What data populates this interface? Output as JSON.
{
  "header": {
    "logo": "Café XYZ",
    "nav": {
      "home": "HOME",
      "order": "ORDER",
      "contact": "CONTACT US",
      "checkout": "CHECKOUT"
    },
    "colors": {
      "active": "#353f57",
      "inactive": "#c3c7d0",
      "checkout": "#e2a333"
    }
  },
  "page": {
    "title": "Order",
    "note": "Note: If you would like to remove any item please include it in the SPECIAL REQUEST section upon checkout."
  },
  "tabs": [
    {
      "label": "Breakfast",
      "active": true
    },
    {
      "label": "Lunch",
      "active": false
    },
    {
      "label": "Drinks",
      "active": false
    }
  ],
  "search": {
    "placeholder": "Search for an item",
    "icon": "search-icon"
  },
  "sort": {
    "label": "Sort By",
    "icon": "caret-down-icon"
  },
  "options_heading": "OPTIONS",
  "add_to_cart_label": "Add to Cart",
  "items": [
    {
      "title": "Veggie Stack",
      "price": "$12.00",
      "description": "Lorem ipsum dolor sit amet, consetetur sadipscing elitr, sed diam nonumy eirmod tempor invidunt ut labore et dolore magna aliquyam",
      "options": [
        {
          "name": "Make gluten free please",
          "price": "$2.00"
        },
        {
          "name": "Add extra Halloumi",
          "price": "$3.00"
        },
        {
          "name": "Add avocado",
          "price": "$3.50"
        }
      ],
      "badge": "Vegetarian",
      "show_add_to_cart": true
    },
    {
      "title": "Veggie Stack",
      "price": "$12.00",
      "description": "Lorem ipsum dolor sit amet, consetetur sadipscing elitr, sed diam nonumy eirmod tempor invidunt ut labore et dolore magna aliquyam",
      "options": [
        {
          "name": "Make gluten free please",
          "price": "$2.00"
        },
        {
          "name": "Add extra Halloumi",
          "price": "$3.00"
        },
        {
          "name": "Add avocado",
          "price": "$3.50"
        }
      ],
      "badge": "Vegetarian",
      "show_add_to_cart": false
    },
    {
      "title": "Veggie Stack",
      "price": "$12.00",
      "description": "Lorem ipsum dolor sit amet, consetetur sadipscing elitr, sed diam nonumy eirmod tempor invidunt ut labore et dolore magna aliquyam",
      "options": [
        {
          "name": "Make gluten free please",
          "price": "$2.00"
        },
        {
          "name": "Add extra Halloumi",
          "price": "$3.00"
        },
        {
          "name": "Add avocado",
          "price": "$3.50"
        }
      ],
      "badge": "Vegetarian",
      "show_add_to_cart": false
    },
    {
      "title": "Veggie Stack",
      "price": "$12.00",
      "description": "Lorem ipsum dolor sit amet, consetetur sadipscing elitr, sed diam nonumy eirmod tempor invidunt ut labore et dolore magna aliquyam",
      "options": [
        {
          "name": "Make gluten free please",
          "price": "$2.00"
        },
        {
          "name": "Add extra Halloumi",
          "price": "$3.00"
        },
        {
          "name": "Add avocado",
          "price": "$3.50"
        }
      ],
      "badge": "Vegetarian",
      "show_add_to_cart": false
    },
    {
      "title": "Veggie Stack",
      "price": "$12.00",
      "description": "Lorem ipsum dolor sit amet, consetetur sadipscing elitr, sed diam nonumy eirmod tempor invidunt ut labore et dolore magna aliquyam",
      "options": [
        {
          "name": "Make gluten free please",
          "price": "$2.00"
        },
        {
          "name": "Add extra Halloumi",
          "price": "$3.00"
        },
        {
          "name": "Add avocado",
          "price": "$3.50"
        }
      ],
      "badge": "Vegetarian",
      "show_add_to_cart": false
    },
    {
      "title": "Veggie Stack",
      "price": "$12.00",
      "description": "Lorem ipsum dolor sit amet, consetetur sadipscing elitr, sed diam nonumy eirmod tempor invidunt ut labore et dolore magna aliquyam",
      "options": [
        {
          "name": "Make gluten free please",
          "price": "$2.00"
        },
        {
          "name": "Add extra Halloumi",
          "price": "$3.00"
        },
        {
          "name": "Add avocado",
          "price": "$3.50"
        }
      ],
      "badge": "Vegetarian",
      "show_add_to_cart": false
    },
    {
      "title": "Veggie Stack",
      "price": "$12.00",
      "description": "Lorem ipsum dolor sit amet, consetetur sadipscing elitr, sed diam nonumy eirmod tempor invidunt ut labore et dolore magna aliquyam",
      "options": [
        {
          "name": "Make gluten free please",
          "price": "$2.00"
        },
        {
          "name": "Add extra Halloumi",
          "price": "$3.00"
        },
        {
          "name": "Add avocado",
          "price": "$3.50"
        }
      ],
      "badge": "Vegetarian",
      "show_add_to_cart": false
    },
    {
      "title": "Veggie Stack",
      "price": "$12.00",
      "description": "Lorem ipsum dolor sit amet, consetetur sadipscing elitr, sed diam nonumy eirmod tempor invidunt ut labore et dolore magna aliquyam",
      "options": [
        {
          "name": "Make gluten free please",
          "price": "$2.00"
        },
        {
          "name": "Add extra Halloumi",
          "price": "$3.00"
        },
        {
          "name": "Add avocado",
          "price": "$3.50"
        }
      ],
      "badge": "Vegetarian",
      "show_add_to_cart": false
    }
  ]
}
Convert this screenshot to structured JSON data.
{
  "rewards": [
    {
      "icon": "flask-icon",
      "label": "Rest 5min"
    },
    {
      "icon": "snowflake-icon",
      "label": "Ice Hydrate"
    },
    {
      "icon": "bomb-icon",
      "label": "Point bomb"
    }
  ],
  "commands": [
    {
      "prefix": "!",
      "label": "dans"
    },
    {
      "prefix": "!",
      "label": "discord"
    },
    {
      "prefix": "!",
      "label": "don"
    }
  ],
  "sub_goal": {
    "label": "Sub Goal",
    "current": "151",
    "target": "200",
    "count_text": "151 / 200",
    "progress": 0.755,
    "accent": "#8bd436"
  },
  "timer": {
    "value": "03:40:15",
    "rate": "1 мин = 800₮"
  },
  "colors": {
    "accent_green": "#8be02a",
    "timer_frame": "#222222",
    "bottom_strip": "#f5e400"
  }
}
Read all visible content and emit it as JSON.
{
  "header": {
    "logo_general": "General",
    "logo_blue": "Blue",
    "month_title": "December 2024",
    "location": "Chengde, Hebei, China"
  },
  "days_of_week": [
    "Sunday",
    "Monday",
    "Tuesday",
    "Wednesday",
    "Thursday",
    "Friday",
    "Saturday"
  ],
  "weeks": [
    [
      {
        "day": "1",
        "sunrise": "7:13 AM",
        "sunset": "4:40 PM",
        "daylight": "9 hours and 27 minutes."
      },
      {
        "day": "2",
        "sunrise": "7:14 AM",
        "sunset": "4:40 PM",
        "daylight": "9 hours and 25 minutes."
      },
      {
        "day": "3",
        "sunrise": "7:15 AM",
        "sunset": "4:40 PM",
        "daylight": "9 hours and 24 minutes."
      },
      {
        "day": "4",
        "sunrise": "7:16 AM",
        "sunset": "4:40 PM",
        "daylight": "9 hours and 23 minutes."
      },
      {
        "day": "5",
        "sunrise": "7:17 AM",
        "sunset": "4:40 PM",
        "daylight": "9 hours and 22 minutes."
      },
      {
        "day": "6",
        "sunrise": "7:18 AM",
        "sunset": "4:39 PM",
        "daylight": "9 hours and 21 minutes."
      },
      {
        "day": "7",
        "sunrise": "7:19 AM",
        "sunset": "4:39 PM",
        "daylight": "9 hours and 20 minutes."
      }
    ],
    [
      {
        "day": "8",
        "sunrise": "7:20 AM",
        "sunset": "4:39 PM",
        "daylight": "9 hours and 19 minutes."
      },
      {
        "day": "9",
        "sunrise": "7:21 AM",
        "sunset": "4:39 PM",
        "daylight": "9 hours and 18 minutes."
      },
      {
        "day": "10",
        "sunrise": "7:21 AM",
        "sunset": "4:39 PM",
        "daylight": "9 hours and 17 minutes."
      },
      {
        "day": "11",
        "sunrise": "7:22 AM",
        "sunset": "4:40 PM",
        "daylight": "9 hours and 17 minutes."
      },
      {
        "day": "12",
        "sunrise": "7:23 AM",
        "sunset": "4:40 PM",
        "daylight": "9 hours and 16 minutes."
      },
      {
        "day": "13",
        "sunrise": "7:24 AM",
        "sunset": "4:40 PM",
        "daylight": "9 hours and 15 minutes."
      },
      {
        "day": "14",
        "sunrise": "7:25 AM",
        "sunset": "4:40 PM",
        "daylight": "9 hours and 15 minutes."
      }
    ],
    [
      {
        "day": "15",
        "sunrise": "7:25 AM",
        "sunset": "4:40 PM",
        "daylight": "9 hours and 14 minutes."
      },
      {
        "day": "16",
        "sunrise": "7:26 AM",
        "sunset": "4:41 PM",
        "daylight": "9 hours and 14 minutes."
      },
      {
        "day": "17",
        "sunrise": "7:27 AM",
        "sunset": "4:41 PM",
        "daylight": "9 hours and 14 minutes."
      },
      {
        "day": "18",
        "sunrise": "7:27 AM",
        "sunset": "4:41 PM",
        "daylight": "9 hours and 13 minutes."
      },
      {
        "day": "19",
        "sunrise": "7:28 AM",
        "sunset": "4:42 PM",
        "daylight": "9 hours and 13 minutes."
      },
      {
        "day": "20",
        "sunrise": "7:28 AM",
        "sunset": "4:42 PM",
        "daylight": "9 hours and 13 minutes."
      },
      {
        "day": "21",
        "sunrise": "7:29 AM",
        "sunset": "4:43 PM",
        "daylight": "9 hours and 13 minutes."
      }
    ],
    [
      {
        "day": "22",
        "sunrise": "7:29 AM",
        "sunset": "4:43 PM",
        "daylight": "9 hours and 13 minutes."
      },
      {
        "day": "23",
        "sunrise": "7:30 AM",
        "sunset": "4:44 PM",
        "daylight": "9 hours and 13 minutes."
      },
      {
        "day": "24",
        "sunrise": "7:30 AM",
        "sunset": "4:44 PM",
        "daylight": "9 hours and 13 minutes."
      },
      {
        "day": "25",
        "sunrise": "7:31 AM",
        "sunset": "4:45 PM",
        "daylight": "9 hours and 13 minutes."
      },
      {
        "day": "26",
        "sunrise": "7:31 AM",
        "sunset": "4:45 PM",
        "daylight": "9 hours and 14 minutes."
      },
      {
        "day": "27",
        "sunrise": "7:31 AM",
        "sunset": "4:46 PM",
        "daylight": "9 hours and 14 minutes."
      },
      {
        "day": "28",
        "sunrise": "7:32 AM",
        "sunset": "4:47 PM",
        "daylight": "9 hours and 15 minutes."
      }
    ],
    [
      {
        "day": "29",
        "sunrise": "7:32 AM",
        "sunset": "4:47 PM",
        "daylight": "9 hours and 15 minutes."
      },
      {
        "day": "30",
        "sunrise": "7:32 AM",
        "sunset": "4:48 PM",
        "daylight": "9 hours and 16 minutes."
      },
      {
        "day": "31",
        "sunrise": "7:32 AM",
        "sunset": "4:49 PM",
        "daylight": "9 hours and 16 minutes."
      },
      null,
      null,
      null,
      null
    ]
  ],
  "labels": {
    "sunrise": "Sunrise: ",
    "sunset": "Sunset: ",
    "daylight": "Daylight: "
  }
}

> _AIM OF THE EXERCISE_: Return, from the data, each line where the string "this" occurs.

> _OUTPUT_:
What data populates this interface? Output as JSON.
Convert this screenshot to structured JSON data.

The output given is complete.